To counter that rhetoric, we need to be able to articulate more than a "lift all boats" approach - which improves things but leaves the racial and poverty gaps in place. We need to move support for a "fix all boats" approach that ensures full recovery for all. It's our responsibility to change the rules and structures that threaten to exclude people of color from taking part in the new, green economy.
Young people are going to have to take the lead in this because they've got the most at stake. The decisions we make as a country now will affect them far longer than anyone else. The powers that be like to call these Millennials the first "post racial generation." They claim that young people take racial equality so much for granted that fighting racism is low on their list of priorities. The polluters of the gray economy will take that idea straight to the bank, unless young people themselves make it clear that they understand racism shows up in all our issues, including the environment.
We should amplify and grow efforts to build an inclusive green economy. In doing so, we must always ask two key questions about new policies and programs: is it green, and is it fair?
Rinku Sen is the Executive Director of the Applied Research Center, which promotes racial justice through media, research, and activism. Billy Parish is the founder of the Energy Action Coalition, a national youth clean energy coalition.
This post is reprinted from RaceWire.org

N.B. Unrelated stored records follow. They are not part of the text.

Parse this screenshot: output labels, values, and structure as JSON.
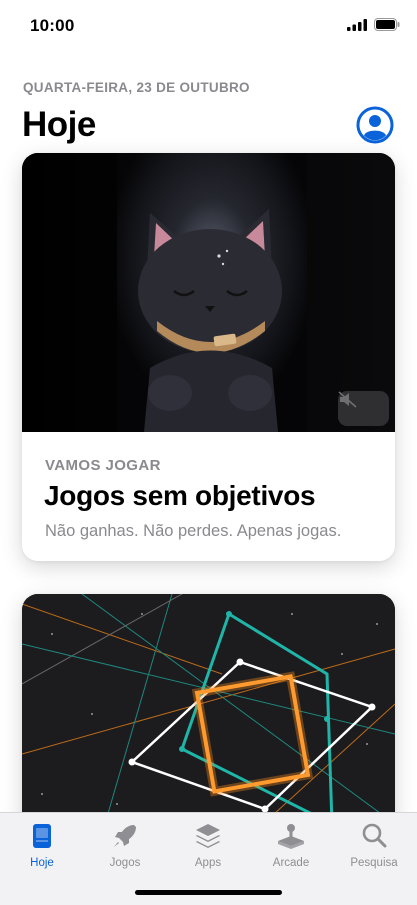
{
  "status_bar": {
    "time": "10:00",
    "signal_icon": "cellular-signal-icon",
    "battery_icon": "battery-icon"
  },
  "header": {
    "date": "QUARTA-FEIRA, 23 DE OUTUBRO",
    "title": "Hoje",
    "account_icon": "account-icon"
  },
  "featured_card": {
    "eyebrow": "VAMOS JOGAR",
    "title": "Jogos sem objetivos",
    "subtitle": "Não ganhas. Não perdes. Apenas jogas.",
    "mute_icon": "speaker-muted-icon"
  },
  "second_card": {
    "artwork": "geometric-neon-artwork"
  },
  "tab_bar": {
    "items": [
      {
        "label": "Hoje",
        "icon": "today-icon",
        "active": true
      },
      {
        "label": "Jogos",
        "icon": "rocket-icon",
        "active": false
      },
      {
        "label": "Apps",
        "icon": "apps-stack-icon",
        "active": false
      },
      {
        "label": "Arcade",
        "icon": "joystick-icon",
        "active": false
      },
      {
        "label": "Pesquisa",
        "icon": "search-icon",
        "active": false
      }
    ]
  },
  "colors": {
    "accent": "#0a63d9",
    "secondary_text": "#8a8a8e",
    "tab_inactive": "#8e8e93",
    "neon_orange": "#ff8c1a",
    "neon_teal": "#1fb5a8"
  }
}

Rinku Sen is the president and executive director of the Applied Research Center and the publisher of ColorLines magazine. She is the author of Stir it Up: Lessons in Community Organizing and Advocacy and The Accidental American: Immigration and Citizenship in the Age of Globalization.